  11. 11. Biochemical AssessmentDescription: estimation of tissue desaturation, enzyme activity or blood composition.1. Tests are confined to two fairly easily obtainable fluids; blood and urine.2. Results are generally compared to standards, i.e., normal levels for age and sex.Advantages1. objectivity, i.e., independent of the emotional and subjective factors than usually affect the investigator.2. can detect early subclinical states of nutritional deficiency (i.e., before clinical symptoms appear).Disadvantages1. costly, usually requiring expensive equipments2. time consuming3. difficulty in collecting samples4. lack of practical standards of sample collection
  12. 12. Factors Affecting Accuracy of Results1. method of sample collection2. method of transport and storage of samples3. techniques employedBiochemical Measurements Which May be Done in Nutritional Status Surveys1. Protein statusa. Urea nitrogen/creatine nitrogen ratio – determined from a 3 to 4 hour or 24 hours urine sample• A ratio of 30 or lower is indicative of malnutritionb. Amino acid imbalance test – the ratio of four dispensable amino acids and four indispensable amino acid is determined by paper chromatography.• A high ratio of 5-10 is indicative of kwashiorkor.• The ratio is low (less than 2) in well-fed children.c. Hydroxyproline excretion in random urine sample.• Low (0.5 – 1.5) in clinically malnourished• Normal level: 2.0 – 2.5

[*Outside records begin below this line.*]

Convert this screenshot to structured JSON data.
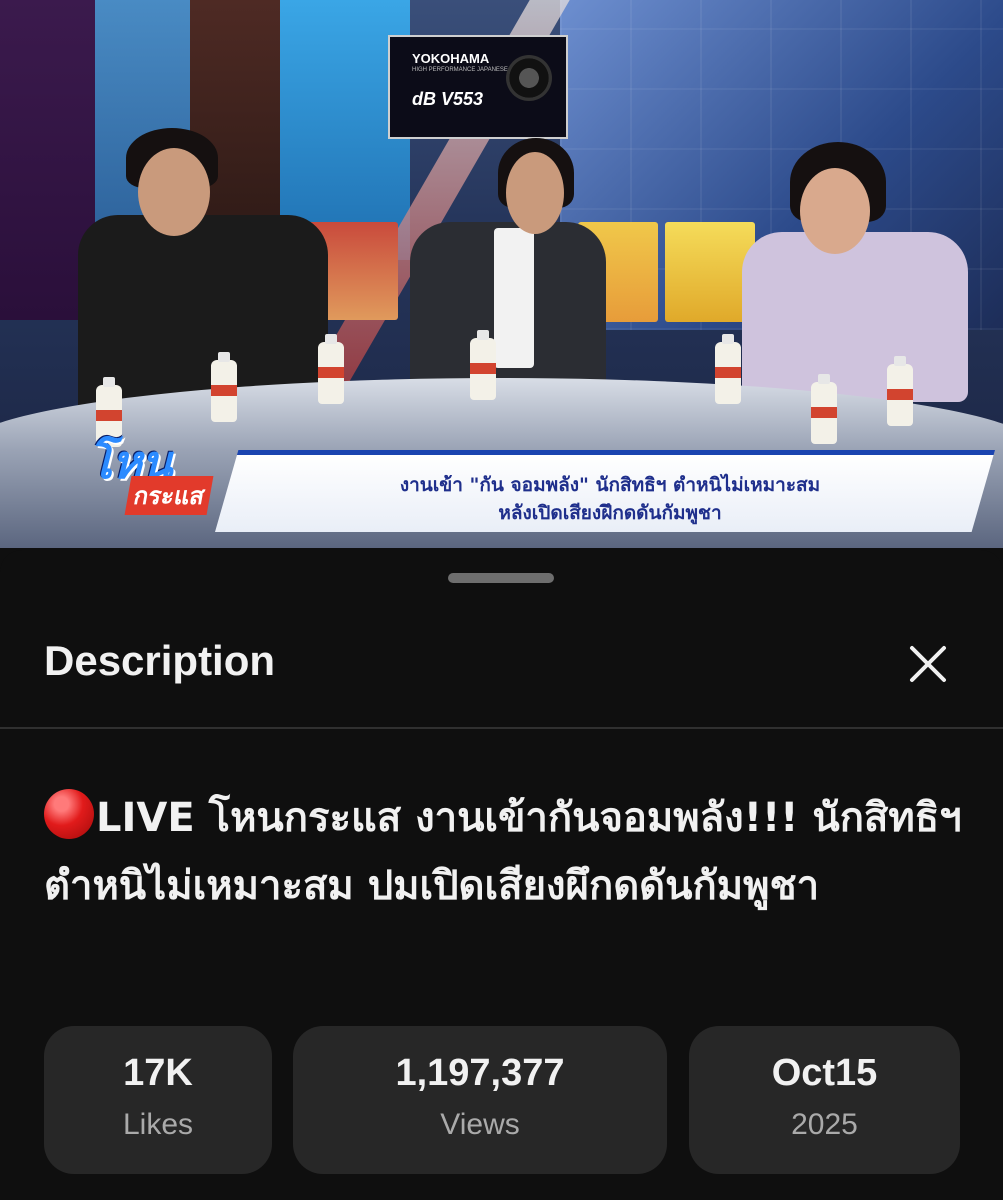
{
  "video": {
    "ad": {
      "brand": "YOKOHAMA",
      "tagline": "HIGH PERFORMANCE JAPANESE TIRE",
      "model": "dB V553"
    },
    "show_logo": {
      "top": "โหน",
      "bottom": "กระแส"
    },
    "ticker": {
      "line1": "งานเข้า \"กัน จอมพลัง\" นักสิทธิฯ ตำหนิไม่เหมาะสม",
      "line2": "หลังเปิดเสียงฝึกดดันกัมพูชา"
    },
    "colors": {
      "ticker_text": "#1f2f8c",
      "ticker_border": "#1b44b0"
    }
  },
  "sheet": {
    "title": "Description",
    "close_icon": "close-icon",
    "video_title": {
      "live_icon": "red-circle-icon",
      "text": "LIVE โหนกระแส งานเข้ากันจอมพลัง!!! นักสิทธิฯตำหนิไม่เหมาะสม ปมเปิดเสียงผึกดดันกัมพูชา"
    },
    "stats": [
      {
        "value": "17K",
        "label": "Likes"
      },
      {
        "value": "1,197,377",
        "label": "Views"
      },
      {
        "value": "Oct15",
        "label": "2025"
      }
    ],
    "colors": {
      "background": "#0f0f0f",
      "card": "#272727",
      "muted_text": "#aaaaaa",
      "live_red": "#e11b1b"
    }
  }
}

  13. 13. d. Serum albumin – most common biochemical test for protein nutriture.• Guide to interpretation (g/100ml): - High: 4.25 - Acceptable: 3.52 – 4.24 - Low: 2.80 – 3.51 - Deticient: less than 2.802. Protein – Energy status:3. Vitamin A statusa. Serum vitamin A• Guide to interpretation: a serum level of 10-20 ug/dl is considered low, while <10 ug/dl is considered deficient.• A prevalence rate of 10% for “deficient” serum levels and 15% of “low” serum levels indicate the existence of a public health problem in the community.b. Serum carotene• Guide to interpretation. A serum level of equal or less than 39 ug/dl is considered low.• Low serum carotene levels per se are not indicative of vitamin A deficiency but reflect current intake of carotene which is a precursor of the vitamin.
  14. 14. 4. Thiamine statusa. Urinary thiamine – less preferred test.b. Erythrocyte transketolase activity (ETKA) with and without addition of thiamine triphosphate (TPP) in vitro.c. Blood pyruvate level – increased I thiamine deficiency.5. Riboflavin statusa. Urinary riboflavin – less preferred testb. Erythrocyte glutathione reductase activity coefficient (EGR- AC)• Guide to interpretation: normal EGR-AC value is 1.0 – 1.3; higher values indicate riboflavin deficiency.6. Ascorbic acid statusa. Serum ascorbic acid• Interpretation guide: a serum ascorbic acid level of 0.8 mg/dl is considered “acceptable” or “ good”. Lower levels indicate ascorbic acid deficiency.
  15. 15. 7. Iron statusa. Hemoglobin• Values below which anemia is said to exist - infants and children, 6 mos. To 6 years: 11 grams % - children and adolescents, 6 years to 14 years: 12 grams % - adult males: 12 grams % - adult females, non-pregnant: 12 grams % - adult females, pregnant: 11 grams %b. Hematocrit• Normal values - females: 37-47% - males: 45-52%c. Total iron binding capacity (TIBC)• Normal value: 250-425 mg/dld. Transferrin saturation• Normal value: 20-50%e. Ferritin• Normal level: 30-250 mg/dl
  16. 16. Iodine statusa. Urinaru iodine• Guide to interpretation – epidemiological criteria for assessing severity of IDD based on median urinary iodine levels.
  17. 17. Median ug/L
  18. 18. ANTHROPOMETRY The measurement of variations of physical dimensions and gross composition of the human body at different age levels and degrees of nutrition.Common Anthropometric Measurements1. Weight (for age) Uses weighing scales such as beam balance scales or clinical scales which are ideal, but a bar scale could be used in their absence. Assesses body mass; an indicator of current nutritional status of preschoolers. Advantages: